Councilwoman Rebecca Viagran (D3) said there is no denying the need for “more efficient, more frequent service.” However, she feels the City should get a better feel for how transferring funds would impact City services. Viagran added that the City would be best off waiting until after the 2017 legislative session to have more detailed talks. State lawmakers are poised to discuss issues such as revenue caps as a form of local tax relief.
“The need (for service improvement) is shown clearly, but I don’t know if it’s a uniform need across the city,” Councilman Alan Warrick (D2) said. He also pushed for talks to continue after the 2017 legislative session. Because VIA service extends into small cities and suburbs such as Kirby, Windcrest, and Converse, Warrick said, those municipalities should be included in future discussions and potential partnerships toward funding answers.
Councilman Cris Medina (D7) agreed: “We shouldn’t be solely responsible for coming up with solutions.”
Lopez said, one way or another, the City should be proactive and indicate its willingness to help VIA with funding. “If we sit around waiting for Superman, we’ll be waiting forever,” he said.
Transportation and Capital Improvements Director Mike Frisbie said reallocation could impact various general fund budget services, from transportation and deferred road maintenance to animal spay/neuter activities and library branches. He added that the City should explore long-range funding strategies by seeking consensus among local transportation partners on joint state legislation, and aligning federal legislative agenda with VIA and Bexar County.
Sculley said enhancing VIA service should be one part of a larger discussion. “I think (we) should go bigger. I think we should be talking about a robust, multi-level transportation system that includes light rail,” she added.

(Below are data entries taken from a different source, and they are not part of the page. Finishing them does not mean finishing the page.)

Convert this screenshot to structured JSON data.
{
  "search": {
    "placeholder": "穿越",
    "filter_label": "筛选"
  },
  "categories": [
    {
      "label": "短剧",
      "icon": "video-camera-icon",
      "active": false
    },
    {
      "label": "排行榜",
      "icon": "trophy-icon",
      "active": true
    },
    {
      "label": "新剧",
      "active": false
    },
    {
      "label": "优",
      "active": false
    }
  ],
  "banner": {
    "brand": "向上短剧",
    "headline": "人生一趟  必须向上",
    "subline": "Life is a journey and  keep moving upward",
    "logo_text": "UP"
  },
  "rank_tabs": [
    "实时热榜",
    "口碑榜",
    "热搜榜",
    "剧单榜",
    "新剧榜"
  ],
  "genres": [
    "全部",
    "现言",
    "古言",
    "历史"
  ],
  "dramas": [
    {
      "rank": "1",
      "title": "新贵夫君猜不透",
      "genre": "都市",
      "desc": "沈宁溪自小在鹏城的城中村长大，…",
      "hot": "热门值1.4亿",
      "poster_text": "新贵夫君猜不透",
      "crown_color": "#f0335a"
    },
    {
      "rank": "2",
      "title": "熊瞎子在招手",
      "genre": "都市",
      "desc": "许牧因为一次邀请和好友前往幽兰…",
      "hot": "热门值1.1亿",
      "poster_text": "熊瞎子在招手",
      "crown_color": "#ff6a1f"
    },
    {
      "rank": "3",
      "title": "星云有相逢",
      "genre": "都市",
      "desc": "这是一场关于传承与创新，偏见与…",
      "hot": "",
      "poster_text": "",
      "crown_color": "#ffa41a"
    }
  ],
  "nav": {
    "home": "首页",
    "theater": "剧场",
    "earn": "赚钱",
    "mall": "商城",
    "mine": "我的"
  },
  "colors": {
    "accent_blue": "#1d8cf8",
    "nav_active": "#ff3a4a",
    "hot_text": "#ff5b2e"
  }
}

In the end, Saldaña suggested taking ATD out of the discussion, but asked for specifics on how a non-ATD transfer would impact City services, as any transfer would be phased in over a few years.
Saldana also expressed concern that City staff’s presentation felt exaggerated on the idea that any reallocation would mean immediate budget cuts.
“I want to find out what those tough choices will be exactly,” he added. Taylor replied City staff has a responsibility to give the best informed recommendations possible.
Top image: Councilman Rey Saldaña checks his phone to locate his current route on a VIA bus. Photo by Scott Ball.